Dr. Erika Hamden is an astrophysicist and role model for STEM professionals. Being the daughter of Professor Dean Hamden, a long serving Physics and Astronomy faculty member at Montclair State, it was no wonder that she developed a love of the sciences. She received a bachelor’s degree in Astronomy and Astrophysics from Harvard College in 2006 and then a doctorate in Astrophysics from Columbia University in 2014. Her research focuses on measuring and mapping diffuse hydrogen around other galaxies and within star forming regions in our own galaxy. To do that, she builds ultraviolet telescopes that go to the stratosphere of space and develops sensor technology to make these telescopes more efficient.

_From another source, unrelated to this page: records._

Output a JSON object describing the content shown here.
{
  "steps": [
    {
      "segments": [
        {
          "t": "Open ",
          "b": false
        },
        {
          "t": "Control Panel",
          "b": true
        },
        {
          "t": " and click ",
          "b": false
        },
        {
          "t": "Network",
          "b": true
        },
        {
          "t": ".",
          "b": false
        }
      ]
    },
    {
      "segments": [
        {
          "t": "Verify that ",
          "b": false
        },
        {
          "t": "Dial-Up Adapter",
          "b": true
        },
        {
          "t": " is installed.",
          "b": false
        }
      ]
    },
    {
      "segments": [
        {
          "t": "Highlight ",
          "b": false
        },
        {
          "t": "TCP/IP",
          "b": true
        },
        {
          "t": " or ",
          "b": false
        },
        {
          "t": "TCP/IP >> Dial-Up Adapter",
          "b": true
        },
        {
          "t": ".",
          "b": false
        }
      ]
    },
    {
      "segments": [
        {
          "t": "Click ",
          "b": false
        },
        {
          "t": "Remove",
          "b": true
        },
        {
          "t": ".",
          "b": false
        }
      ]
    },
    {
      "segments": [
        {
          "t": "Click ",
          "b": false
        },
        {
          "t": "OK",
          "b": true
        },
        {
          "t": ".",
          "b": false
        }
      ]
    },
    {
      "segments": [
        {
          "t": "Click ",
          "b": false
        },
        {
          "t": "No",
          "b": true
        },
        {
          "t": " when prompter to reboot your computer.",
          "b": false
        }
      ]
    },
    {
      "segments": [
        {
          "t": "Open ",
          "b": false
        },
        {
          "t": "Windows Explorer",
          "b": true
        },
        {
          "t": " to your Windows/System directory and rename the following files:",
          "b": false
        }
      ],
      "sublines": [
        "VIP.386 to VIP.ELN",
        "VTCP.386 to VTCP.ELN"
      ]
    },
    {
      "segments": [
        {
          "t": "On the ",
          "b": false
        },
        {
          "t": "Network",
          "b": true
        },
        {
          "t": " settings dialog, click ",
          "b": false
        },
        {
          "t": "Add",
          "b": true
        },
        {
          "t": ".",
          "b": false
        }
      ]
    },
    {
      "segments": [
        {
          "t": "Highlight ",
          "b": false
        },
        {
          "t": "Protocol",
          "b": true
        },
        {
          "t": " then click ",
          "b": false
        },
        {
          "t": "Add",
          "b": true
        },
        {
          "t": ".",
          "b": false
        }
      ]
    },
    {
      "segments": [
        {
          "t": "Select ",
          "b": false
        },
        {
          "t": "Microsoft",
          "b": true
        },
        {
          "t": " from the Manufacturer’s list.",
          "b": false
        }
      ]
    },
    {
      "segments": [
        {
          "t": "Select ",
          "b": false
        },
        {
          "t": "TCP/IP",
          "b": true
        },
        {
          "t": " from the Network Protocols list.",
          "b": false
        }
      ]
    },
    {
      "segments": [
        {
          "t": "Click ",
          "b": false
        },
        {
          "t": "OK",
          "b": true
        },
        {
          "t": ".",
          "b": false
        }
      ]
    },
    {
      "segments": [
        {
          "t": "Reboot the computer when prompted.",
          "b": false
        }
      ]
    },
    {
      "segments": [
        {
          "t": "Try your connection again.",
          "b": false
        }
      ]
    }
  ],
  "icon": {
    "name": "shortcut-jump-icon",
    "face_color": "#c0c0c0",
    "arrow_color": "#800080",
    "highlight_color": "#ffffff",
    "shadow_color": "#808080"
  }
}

Dr. Hamden’s professional journey highlights the importance of determination and she uses her experiences to inspire the next generation of STEM innovators. Before attending Harvard, she dropped out of MIT in her first semester, and has learned the importance of keeping going through difficult times. During the time between MIT and Harvard, she attended Montclair State and participated in a study-abroad program. In 2019, she was selected as an AAAS IF/THEN Ambassador to share the story of her STEM journey and the many ways in which she uses these skills to solve problems and create new possibilities for the future. She was also selected to be a 2019 TED Fellow, and spoke on the topic of “What it takes to launch a telescope.” Dr. Hamden is a frequent speaker at Montclair State and looks back fondly on her experience as a Weston Science Scholars Program Mentor from 2006 to 2012.
Dr. Hamden is currently an assistant professor at the University of Arizona. Before that, she was an NSF Astronomy and Astrophysics Postdoctoral Fellow and the R.A. and G.B. Millikan Prize Postdoctoral Fellow in Experimental Physics at the California Institute of Technology. Dr. Hamden was awarded a Nancy Grace Roman Technology Fellowship for her detector work in 2016. She also was awarded a Presidential Early Career Award for Scientists and Engineers in 2019 for her work on FIREBall, a UV telescope. This is the highest honor the U.S. government can bestow on an early career scientist. Her broad interests have also provided her some unique experiences. Dr. Hamden worked as a chef for a year and received a Pâtisserie Diploma from Le Cordon Bleu before beginning graduate school. She also has a serious yoga practice and is learning to be a pilot.